Dr. Lynette Louise ("The Brain Broad") is an international brain change and behavior expert who lives in California. She can be found at https://www.lynettelouise.com, https://www.brainbody.net, Facebook, and Twitter. She is the mother of Tsara Shelton, who wrote "Tomato Aspic, No More" for Eat, Darling, Eat.
The Dreaded Tomato Aspic
(adapted from Southern Living)
2 T. unflavored gelatin
1/4 c. cold water
1/4 c. boiling water
4 c. tomato juice
1 T. onion, minced
1 t. sugar
1 t. salt
1 t. seasoned salt
1 t. Worcestershire sauce
1/2 t. celery seeds
2 bay leaves
2 whole cloves
2 T. fresh lemon juice
optional: cooked shrimp
In a bowl, sprinkle gelatin over cold water, and let stand 5 minutes.
Whisk in boiling water until gelatin is dissolved.
In a large saucepan, combine tomato juice, onion, sugar, salt, seasoned sat, Worcestershire sauce, celery seeds, bay leaves, and cloves.
Bring to a boil over medium-high heat.
Reduce heat, and simmer, stirring occasionally, for 15 minutes.
Pour through a wire-mesh strainer into a bowl.
Stir in lemon juice and gelatin.
Pour into a 10-inch ring mold coated with cooking spray.

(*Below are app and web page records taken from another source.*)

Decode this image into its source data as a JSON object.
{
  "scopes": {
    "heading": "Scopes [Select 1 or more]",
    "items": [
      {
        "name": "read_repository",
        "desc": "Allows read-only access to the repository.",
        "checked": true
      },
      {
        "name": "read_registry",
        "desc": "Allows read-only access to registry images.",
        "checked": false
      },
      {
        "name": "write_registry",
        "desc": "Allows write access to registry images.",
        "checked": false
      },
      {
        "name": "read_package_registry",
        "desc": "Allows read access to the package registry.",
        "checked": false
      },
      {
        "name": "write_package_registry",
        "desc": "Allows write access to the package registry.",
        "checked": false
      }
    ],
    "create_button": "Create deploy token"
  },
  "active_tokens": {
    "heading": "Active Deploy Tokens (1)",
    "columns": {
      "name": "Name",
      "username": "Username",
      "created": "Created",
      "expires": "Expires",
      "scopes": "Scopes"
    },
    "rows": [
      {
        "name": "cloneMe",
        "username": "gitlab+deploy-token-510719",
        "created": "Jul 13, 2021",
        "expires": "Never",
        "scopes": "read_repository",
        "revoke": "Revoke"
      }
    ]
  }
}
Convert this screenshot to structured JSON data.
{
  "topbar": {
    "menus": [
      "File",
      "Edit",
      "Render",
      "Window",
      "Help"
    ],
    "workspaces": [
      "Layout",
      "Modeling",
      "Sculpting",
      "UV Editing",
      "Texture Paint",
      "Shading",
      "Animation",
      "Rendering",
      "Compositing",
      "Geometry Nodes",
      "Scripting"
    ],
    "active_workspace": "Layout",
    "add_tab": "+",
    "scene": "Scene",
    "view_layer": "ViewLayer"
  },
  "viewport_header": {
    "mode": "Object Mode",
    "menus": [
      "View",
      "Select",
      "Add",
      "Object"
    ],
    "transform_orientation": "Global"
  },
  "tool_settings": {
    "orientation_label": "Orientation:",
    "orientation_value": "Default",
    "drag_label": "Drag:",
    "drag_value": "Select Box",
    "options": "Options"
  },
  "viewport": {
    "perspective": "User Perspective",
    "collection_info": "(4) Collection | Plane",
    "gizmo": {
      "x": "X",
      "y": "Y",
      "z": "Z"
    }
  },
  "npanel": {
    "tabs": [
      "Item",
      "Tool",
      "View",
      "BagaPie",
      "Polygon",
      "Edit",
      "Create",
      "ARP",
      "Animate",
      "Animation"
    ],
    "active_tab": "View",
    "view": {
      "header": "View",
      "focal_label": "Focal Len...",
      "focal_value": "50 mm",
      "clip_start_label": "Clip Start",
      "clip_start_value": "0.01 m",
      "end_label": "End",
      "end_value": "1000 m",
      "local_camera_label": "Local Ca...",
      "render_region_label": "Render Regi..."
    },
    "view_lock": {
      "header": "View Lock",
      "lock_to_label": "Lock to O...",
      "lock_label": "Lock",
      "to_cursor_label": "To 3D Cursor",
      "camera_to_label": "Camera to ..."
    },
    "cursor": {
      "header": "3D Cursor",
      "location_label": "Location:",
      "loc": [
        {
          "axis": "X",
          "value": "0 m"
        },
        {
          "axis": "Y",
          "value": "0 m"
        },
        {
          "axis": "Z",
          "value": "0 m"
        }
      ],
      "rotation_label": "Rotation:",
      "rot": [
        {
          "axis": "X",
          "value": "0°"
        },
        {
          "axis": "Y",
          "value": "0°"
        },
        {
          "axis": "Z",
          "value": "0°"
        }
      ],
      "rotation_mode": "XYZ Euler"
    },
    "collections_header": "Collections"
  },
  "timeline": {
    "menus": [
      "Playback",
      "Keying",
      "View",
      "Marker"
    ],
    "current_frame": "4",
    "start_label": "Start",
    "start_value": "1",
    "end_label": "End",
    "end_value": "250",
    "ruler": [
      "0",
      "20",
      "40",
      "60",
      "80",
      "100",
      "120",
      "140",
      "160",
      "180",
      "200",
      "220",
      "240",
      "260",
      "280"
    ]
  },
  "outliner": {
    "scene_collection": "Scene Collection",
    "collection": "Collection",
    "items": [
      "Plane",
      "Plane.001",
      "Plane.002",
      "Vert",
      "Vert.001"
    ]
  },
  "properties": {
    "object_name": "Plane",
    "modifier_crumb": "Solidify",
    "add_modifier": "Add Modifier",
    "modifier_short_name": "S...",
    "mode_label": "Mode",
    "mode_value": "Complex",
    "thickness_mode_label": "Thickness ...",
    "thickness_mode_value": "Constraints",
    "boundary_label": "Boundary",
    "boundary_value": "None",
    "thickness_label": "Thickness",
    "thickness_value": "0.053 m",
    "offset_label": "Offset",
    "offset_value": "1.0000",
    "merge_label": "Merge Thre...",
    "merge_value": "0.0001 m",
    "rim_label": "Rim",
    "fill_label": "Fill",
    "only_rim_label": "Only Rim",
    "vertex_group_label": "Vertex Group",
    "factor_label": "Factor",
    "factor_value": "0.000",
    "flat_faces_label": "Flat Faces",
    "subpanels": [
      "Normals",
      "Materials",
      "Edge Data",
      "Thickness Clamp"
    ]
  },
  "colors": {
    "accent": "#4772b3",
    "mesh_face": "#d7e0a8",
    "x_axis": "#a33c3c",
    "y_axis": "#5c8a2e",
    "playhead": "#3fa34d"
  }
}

Refrigerate for 6 hours or until set.
Optional: Fill the center with shrimp when serving.